When an election was approaching, the politicians were out in force at the fairs. Paddy Kehoe of Enniscorthy (father of Padge Kehoe, the hurling legend) was making a speech one day when a heckler shouted 'Well what will you do if you get in?' Paddy quickly replied 'What will I do if I don't get in'. Paddy Condon from Camross was a speaker for Labour.

Organised fights took place at the fairs. Anyone who fancied his chances found that there was many a good man to take him on. The fighting men came from Adamstown, Clonerane and Caroreigh. The Garda Sergeant in Taghmon at the time, was an expert at the boxing game. On one occasion there was a disagreement in a pub between this Garda and another contender from Adamstown. A contest was arranged to take place in the vicinity of the fountain. The Garda knocked down his opponent who quickly arose again. The fight continued for about five minutes and ended with the Garda on the flat of his back in three feet of water in the fountain.

Alas, the fairs are no more but the older folks look back with fondness on those days. The farmer may not always have got the going rate for his animals but the local community always benefited from the fair. Drovers and 'tanglers', proprietors of eating houses, the publicans, the shops, the bank and the Post Office all had a day to remember, even though it took some time to clean the streets again. Nevertheless, the 'Marts' have never generated the same excitement or the same sense of adventure which many participants felt at the fair of Taghmon.

Oh many men have come and gone and many things have changed,
And the old style way of doing things has all been disarranged,
The Mart, they say is better, but still I miss the fun,
That we had down in Fay Keating's - on a Fairday in Taghmon.
(T.W.)

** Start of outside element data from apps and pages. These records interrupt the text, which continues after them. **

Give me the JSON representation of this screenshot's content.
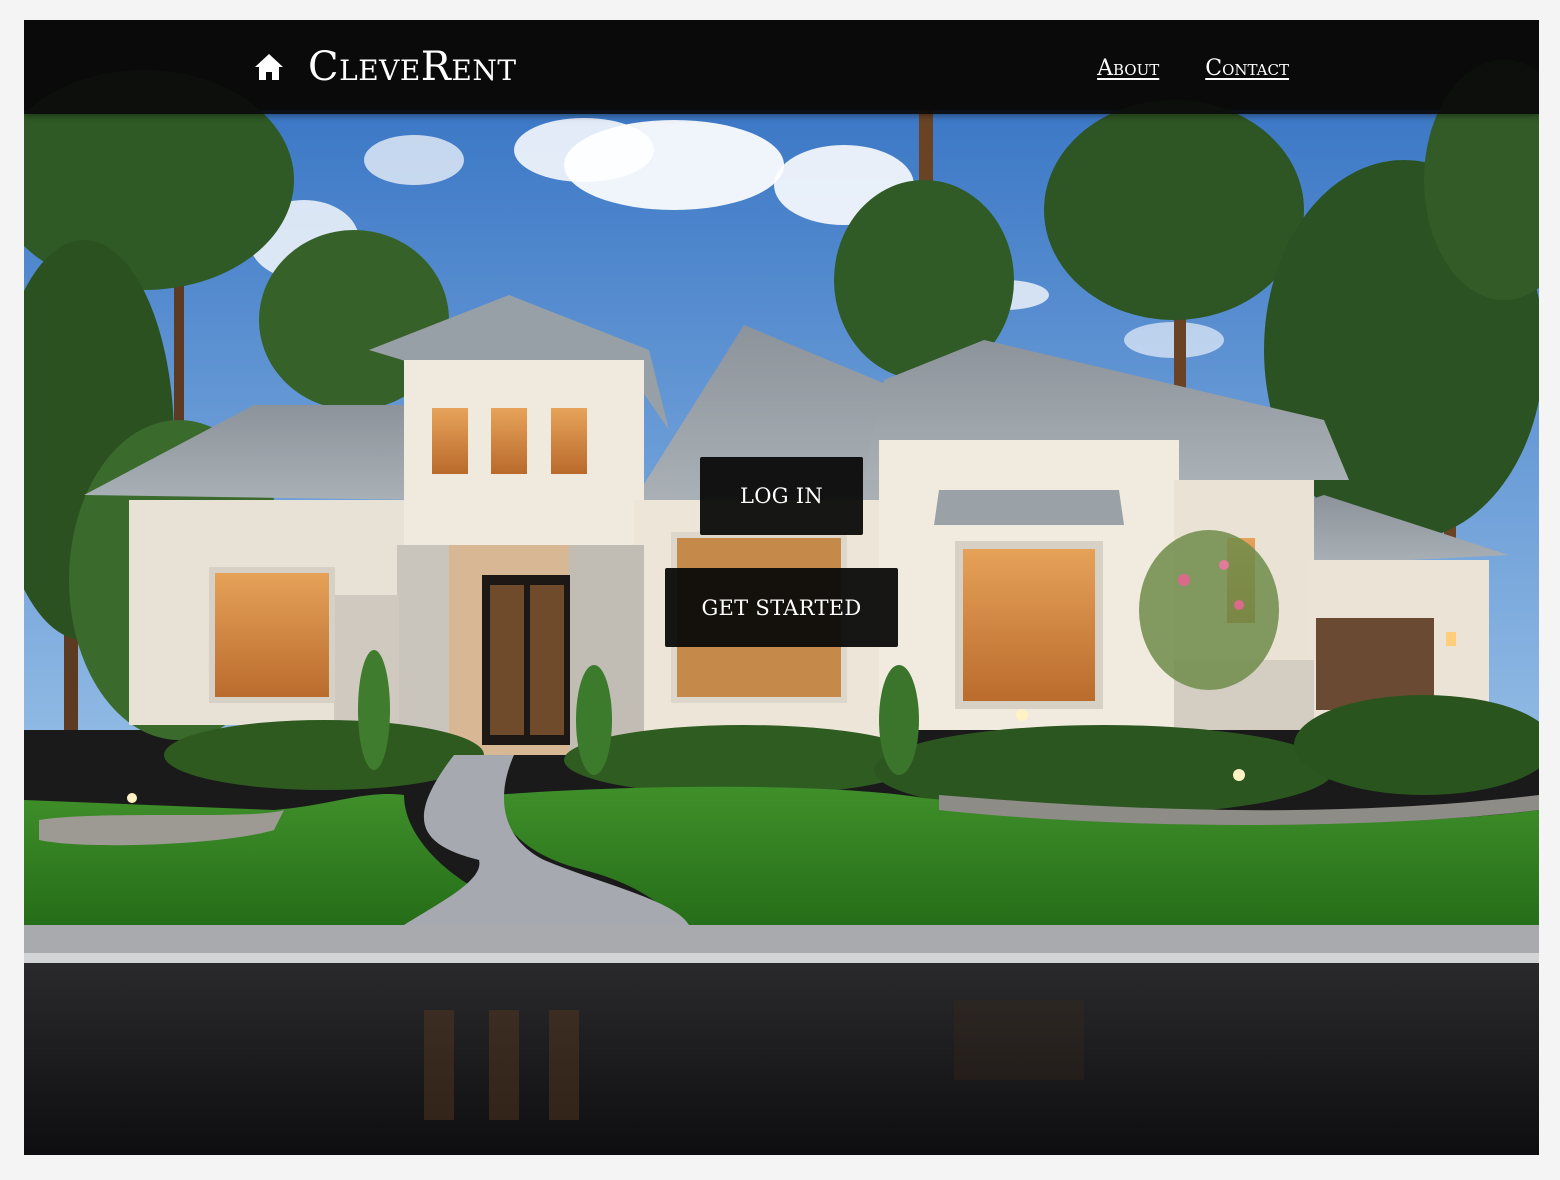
{
  "page": {
    "hero_image": "modern-house-exterior"
  },
  "navbar": {
    "brand": "CleveRent",
    "brand_icon": "home-icon",
    "links": [
      {
        "label": "About"
      },
      {
        "label": "Contact"
      }
    ]
  },
  "hero": {
    "login_label": "LOG IN",
    "get_started_label": "GET STARTED"
  },
  "colors": {
    "navbar_bg": "#0a0a0a",
    "button_bg": "#080808",
    "text": "#ffffff"
  }
}
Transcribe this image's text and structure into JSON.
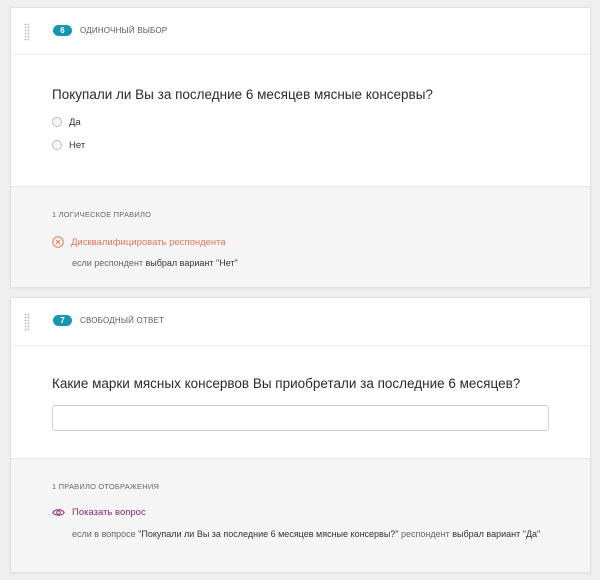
{
  "questions": [
    {
      "number": "6",
      "type": "ОДИНОЧНЫЙ ВЫБОР",
      "title": "Покупали ли Вы за последние 6 месяцев мясные консервы?",
      "options": [
        "Да",
        "Нет"
      ],
      "rules_title": "1 ЛОГИЧЕСКОЕ ПРАВИЛО",
      "rule_action": "Дисквалифицировать респондента",
      "rule_cond_prefix": "если респондент",
      "rule_cond_main": "выбрал вариант \"Нет\""
    },
    {
      "number": "7",
      "type": "СВОБОДНЫЙ ОТВЕТ",
      "title": "Какие марки мясных консервов Вы приобретали за последние 6 месяцев?",
      "answer_value": "",
      "rules_title": "1 ПРАВИЛО ОТОБРАЖЕНИЯ",
      "rule_action": "Показать вопрос",
      "rule_cond_prefix": "если в вопросе",
      "rule_cond_question": "\"Покупали ли Вы за последние 6 месяцев мясные консервы?\"",
      "rule_cond_mid": "респондент",
      "rule_cond_main": "выбрал вариант \"Да\""
    }
  ],
  "colors": {
    "badge": "#1697b1",
    "disqualify": "#e8755a",
    "show": "#8b2b73"
  },
  "icons": {
    "drag": "drag-handle-icon",
    "disqualify": "close-circle-icon",
    "show": "eye-icon"
  }
}
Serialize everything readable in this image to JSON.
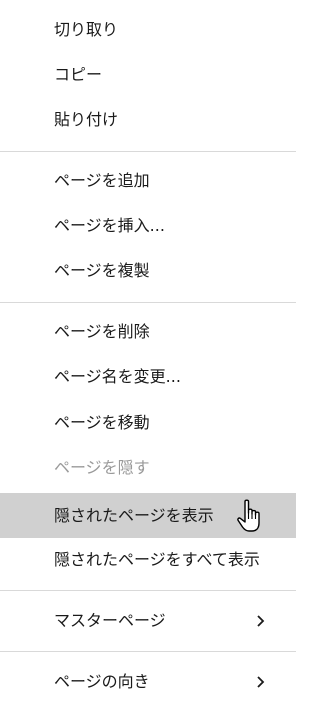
{
  "menu": {
    "items": [
      {
        "label": "切り取り"
      },
      {
        "label": "コピー"
      },
      {
        "label": "貼り付け"
      },
      {
        "label": "ページを追加"
      },
      {
        "label": "ページを挿入..."
      },
      {
        "label": "ページを複製"
      },
      {
        "label": "ページを削除"
      },
      {
        "label": "ページ名を変更..."
      },
      {
        "label": "ページを移動"
      },
      {
        "label": "ページを隠す"
      },
      {
        "label": "隠されたページを表示"
      },
      {
        "label": "隠されたページをすべて表示"
      },
      {
        "label": "マスターページ"
      },
      {
        "label": "ページの向き"
      }
    ]
  },
  "icons": {
    "submenu_arrow": "chevron-right-icon",
    "cursor": "hand-pointer-cursor-icon"
  },
  "colors": {
    "hover_bg": "#d0d0d0",
    "disabled_text": "#9a9a9a",
    "separator": "#d9d9d9"
  }
}
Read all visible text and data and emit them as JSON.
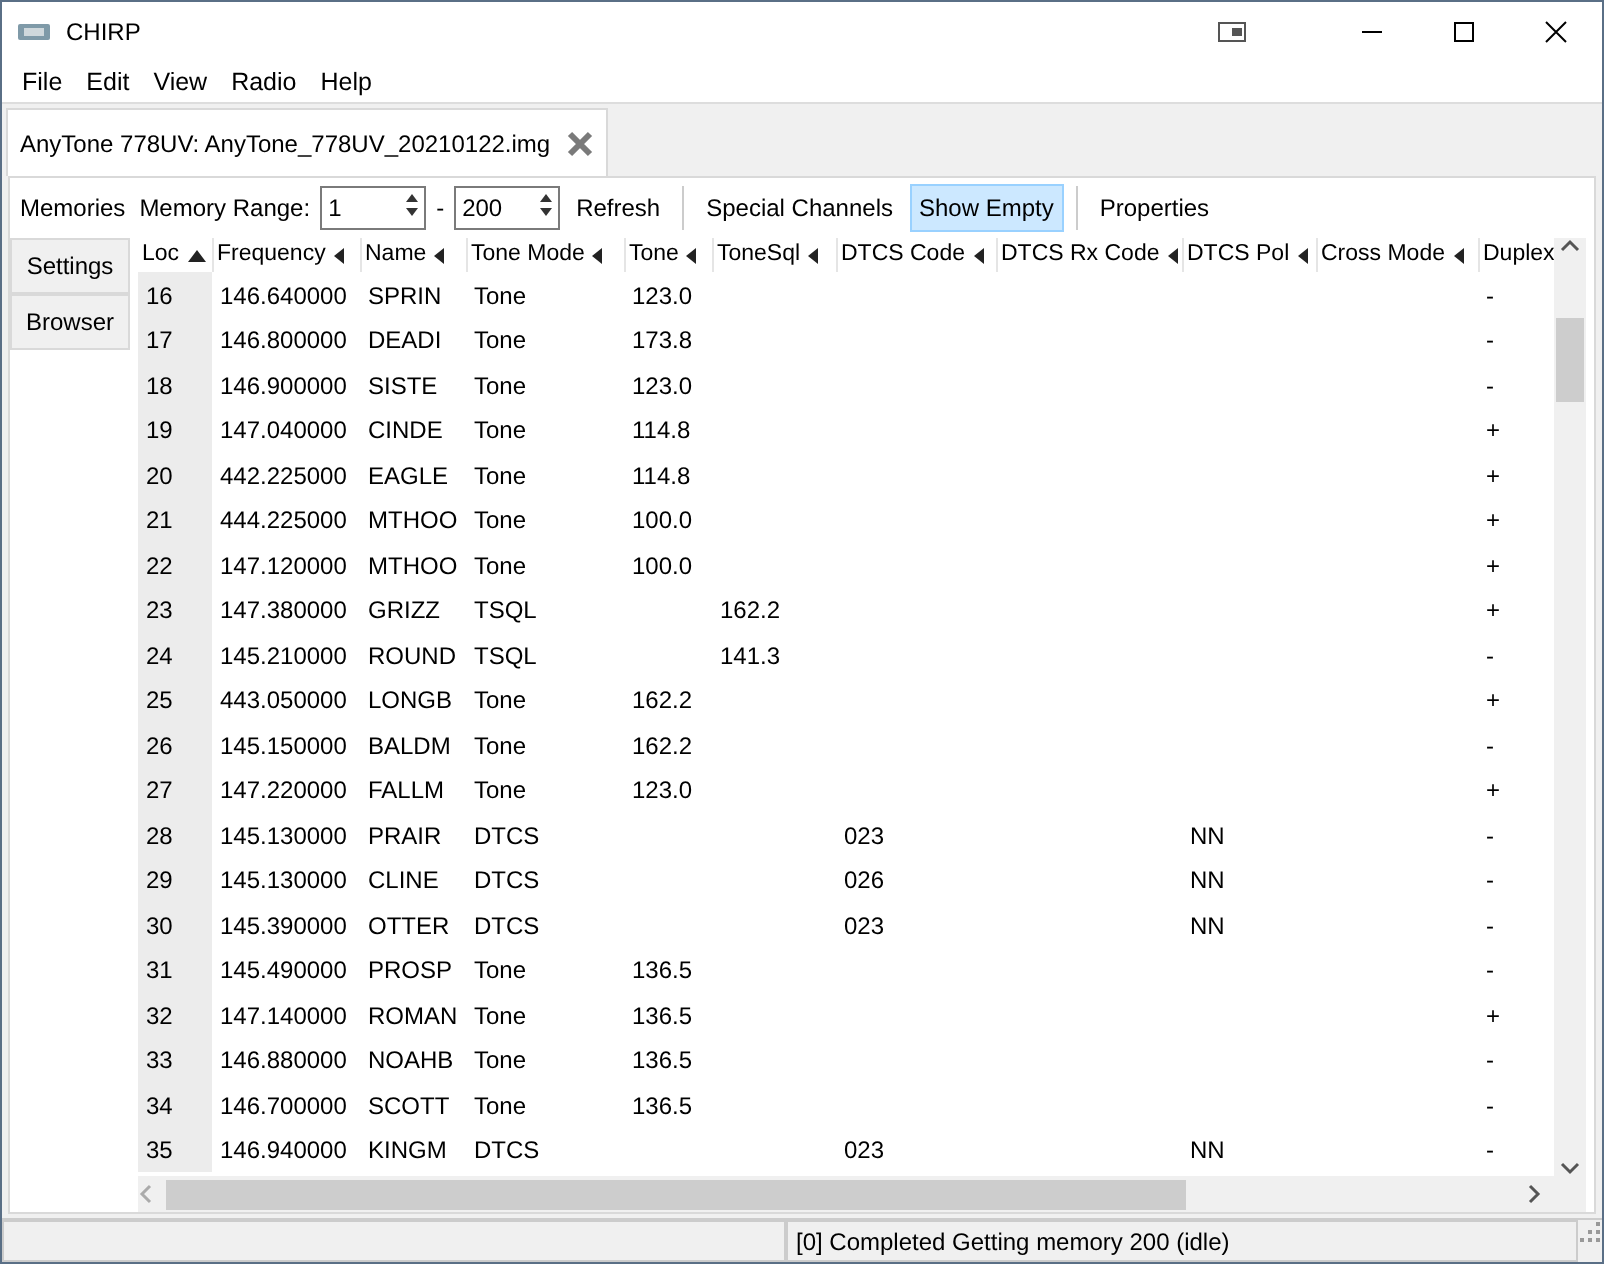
{
  "window": {
    "title": "CHIRP"
  },
  "menu": [
    "File",
    "Edit",
    "View",
    "Radio",
    "Help"
  ],
  "document_tab": {
    "label": "AnyTone 778UV: AnyTone_778UV_20210122.img"
  },
  "side_tabs": [
    {
      "label": "Memories",
      "selected": true
    },
    {
      "label": "Settings",
      "selected": false
    },
    {
      "label": "Browser",
      "selected": false
    }
  ],
  "toolbar": {
    "range_label": "Memory Range:",
    "range_start": "1",
    "separator": "-",
    "range_end": "200",
    "buttons": [
      {
        "label": "Refresh",
        "selected": false
      },
      {
        "label": "Special Channels",
        "selected": false
      },
      {
        "label": "Show Empty",
        "selected": true
      },
      {
        "label": "Properties",
        "selected": false
      }
    ]
  },
  "table": {
    "columns": [
      {
        "label": "Loc",
        "sorted": true
      },
      {
        "label": "Frequency",
        "sorted": false
      },
      {
        "label": "Name",
        "sorted": false
      },
      {
        "label": "Tone Mode",
        "sorted": false
      },
      {
        "label": "Tone",
        "sorted": false
      },
      {
        "label": "ToneSql",
        "sorted": false
      },
      {
        "label": "DTCS Code",
        "sorted": false
      },
      {
        "label": "DTCS Rx Code",
        "sorted": false
      },
      {
        "label": "DTCS Pol",
        "sorted": false
      },
      {
        "label": "Cross Mode",
        "sorted": false
      },
      {
        "label": "Duplex"
      }
    ],
    "rows": [
      [
        "16",
        "146.640000",
        "SPRIN",
        "Tone",
        "123.0",
        "",
        "",
        "",
        "",
        "",
        "-"
      ],
      [
        "17",
        "146.800000",
        "DEADI",
        "Tone",
        "173.8",
        "",
        "",
        "",
        "",
        "",
        "-"
      ],
      [
        "18",
        "146.900000",
        "SISTE",
        "Tone",
        "123.0",
        "",
        "",
        "",
        "",
        "",
        "-"
      ],
      [
        "19",
        "147.040000",
        "CINDE",
        "Tone",
        "114.8",
        "",
        "",
        "",
        "",
        "",
        "+"
      ],
      [
        "20",
        "442.225000",
        "EAGLE",
        "Tone",
        "114.8",
        "",
        "",
        "",
        "",
        "",
        "+"
      ],
      [
        "21",
        "444.225000",
        "MTHOO",
        "Tone",
        "100.0",
        "",
        "",
        "",
        "",
        "",
        "+"
      ],
      [
        "22",
        "147.120000",
        "MTHOO",
        "Tone",
        "100.0",
        "",
        "",
        "",
        "",
        "",
        "+"
      ],
      [
        "23",
        "147.380000",
        "GRIZZ",
        "TSQL",
        "",
        "162.2",
        "",
        "",
        "",
        "",
        "+"
      ],
      [
        "24",
        "145.210000",
        "ROUND",
        "TSQL",
        "",
        "141.3",
        "",
        "",
        "",
        "",
        "-"
      ],
      [
        "25",
        "443.050000",
        "LONGB",
        "Tone",
        "162.2",
        "",
        "",
        "",
        "",
        "",
        "+"
      ],
      [
        "26",
        "145.150000",
        "BALDM",
        "Tone",
        "162.2",
        "",
        "",
        "",
        "",
        "",
        "-"
      ],
      [
        "27",
        "147.220000",
        "FALLM",
        "Tone",
        "123.0",
        "",
        "",
        "",
        "",
        "",
        "+"
      ],
      [
        "28",
        "145.130000",
        "PRAIR",
        "DTCS",
        "",
        "",
        "023",
        "",
        "NN",
        "",
        "-"
      ],
      [
        "29",
        "145.130000",
        "CLINE",
        "DTCS",
        "",
        "",
        "026",
        "",
        "NN",
        "",
        "-"
      ],
      [
        "30",
        "145.390000",
        "OTTER",
        "DTCS",
        "",
        "",
        "023",
        "",
        "NN",
        "",
        "-"
      ],
      [
        "31",
        "145.490000",
        "PROSP",
        "Tone",
        "136.5",
        "",
        "",
        "",
        "",
        "",
        "-"
      ],
      [
        "32",
        "147.140000",
        "ROMAN",
        "Tone",
        "136.5",
        "",
        "",
        "",
        "",
        "",
        "+"
      ],
      [
        "33",
        "146.880000",
        "NOAHB",
        "Tone",
        "136.5",
        "",
        "",
        "",
        "",
        "",
        "-"
      ],
      [
        "34",
        "146.700000",
        "SCOTT",
        "Tone",
        "136.5",
        "",
        "",
        "",
        "",
        "",
        "-"
      ],
      [
        "35",
        "146.940000",
        "KINGM",
        "DTCS",
        "",
        "",
        "023",
        "",
        "NN",
        "",
        "-"
      ]
    ]
  },
  "status_bar": {
    "message": "[0] Completed Getting memory 200 (idle)"
  }
}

A Fairday in Taghmon - probably in the early 1950s

Aidan O'Sullivan

Johnny O'Sullivan

ACKNOWLEDGEMENTS

Tom Williams for his help and encouragement